During the inventory I heard many stories about assets that were lost or simply thrown away during the frequent office moves the creator departments made; about people running out of storage space, not knowing what they had, or not having the equipment for playback anymore; and about creators feeling overwhelmed by having to manage so many tapes or files. In quantifying the massive number of assets and digging up "lost" collections that needed reformatting and preservation work, the administration itself was overwhelmed by the budget and personnel that would be required to perform this previously hidden and unaddressed work. Having failed to gain buy-in to or enforcing guidelines and processes in the past, they faced a situation where budgets would need to be compressed into a handful of years rather than spread out as a simple part of daily operations had they been addressed earlier.
In my archival training we were constantly told to document everything because what-will-happen-if-you-get-hit-by-a-bus-tomorrow-and-all-the-information-about-your-collections-was-in-your-head.

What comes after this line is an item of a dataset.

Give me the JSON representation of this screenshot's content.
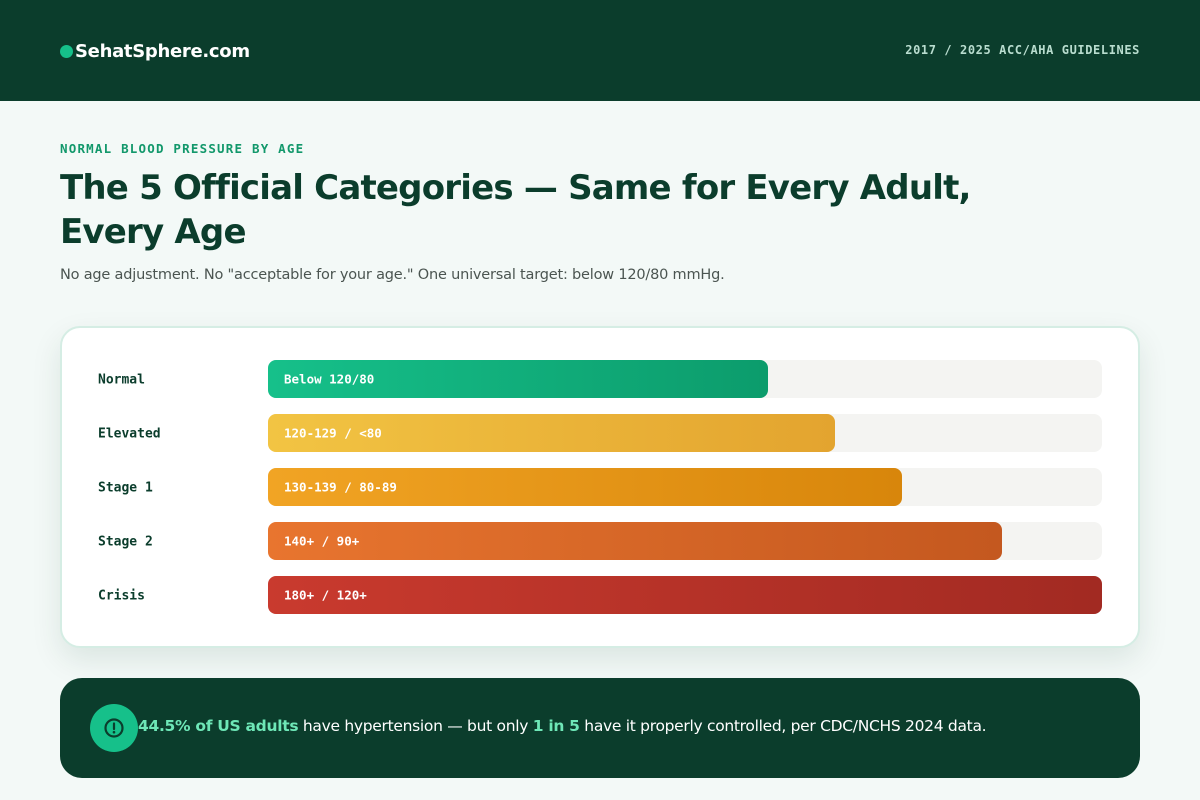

Go ahead and chuckle, but currently I'm working on a project for a New York City performance hall with 70 years' worth of concert and event material. Sadly, the audio engineer in charge of the recordings was in an accident and died on the way to work two years ago. For those two years, the collections sat, gathering more dust in their storage area and continuing the march to decay. The organization knows they have valuable content, but they had no idea how to tell what it was or how best to take care of it. So it sat, getting worse and, equally important, not able to be used to support the promotion of the organization's storied history or help fulfill its institutional mission. And once again, a preservation project is driven by a crisis mentality rather than through reasoned planning.
Though the discussion of these topics often devolves into a blame game, there is not a single party at fault here. Rather, balkanization at the department level, a lack of communication about expectations and abilities, and an unwillingness to compromise over what is possible or what is a priority (I must have this...I would like to have this...In an ideal situation I would love to have this...) in collaborative requirements lie at the core of these conflicts.
An aspiring auteur should have a knowledge of the various contributing roles to a production so they understand the impact of certain decision points and how to ask for or understand the creative/practical approach of those collaborators contributing at those points. Likewise, creators and caretakers need to understand the basics of each other's needs and roles so they can better ask for or support those needs and avoid the conflicts that hurt all points of production and preservation. Preservation not as a bug in amber, but preservation as planning ahead to enable continually usable assets for future productions or opportunities. Longevity is not an accident, but a result of healthy maintenance of all aspects of an individual or organizational body.
Joshua Ranger is Senior Consultant with AudioVisual Preservation Solutions.